Material shown –

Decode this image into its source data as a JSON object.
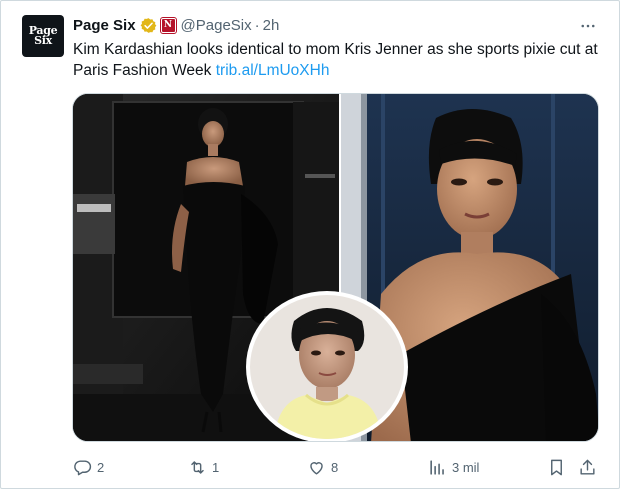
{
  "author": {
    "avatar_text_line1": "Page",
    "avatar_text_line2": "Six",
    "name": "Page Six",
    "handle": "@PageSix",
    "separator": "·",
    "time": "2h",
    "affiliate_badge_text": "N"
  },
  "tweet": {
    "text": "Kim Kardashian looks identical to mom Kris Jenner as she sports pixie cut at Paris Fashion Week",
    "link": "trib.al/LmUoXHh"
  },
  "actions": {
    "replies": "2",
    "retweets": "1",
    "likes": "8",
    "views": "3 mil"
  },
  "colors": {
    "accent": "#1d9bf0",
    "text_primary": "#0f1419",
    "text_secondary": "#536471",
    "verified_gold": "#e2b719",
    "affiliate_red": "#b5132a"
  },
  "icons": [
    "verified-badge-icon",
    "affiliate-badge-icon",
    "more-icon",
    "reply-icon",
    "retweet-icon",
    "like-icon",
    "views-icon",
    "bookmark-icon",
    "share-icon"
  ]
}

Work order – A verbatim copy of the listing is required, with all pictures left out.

Answer area –
Decode this image into its source data as a JSON object.
{
  "author": {
    "avatar_text_line1": "Page",
    "avatar_text_line2": "Six",
    "name": "Page Six",
    "handle": "@PageSix",
    "separator": "·",
    "time": "2h",
    "affiliate_badge_text": "N"
  },
  "tweet": {
    "text": "Kim Kardashian looks identical to mom Kris Jenner as she sports pixie cut at Paris Fashion Week",
    "link": "trib.al/LmUoXHh"
  },
  "actions": {
    "replies": "2",
    "retweets": "1",
    "likes": "8",
    "views": "3 mil"
  },
  "colors": {
    "accent": "#1d9bf0",
    "text_primary": "#0f1419",
    "text_secondary": "#536471",
    "verified_gold": "#e2b719",
    "affiliate_red": "#b5132a"
  },
  "icons": [
    "verified-badge-icon",
    "affiliate-badge-icon",
    "more-icon",
    "reply-icon",
    "retweet-icon",
    "like-icon",
    "views-icon",
    "bookmark-icon",
    "share-icon"
  ]
}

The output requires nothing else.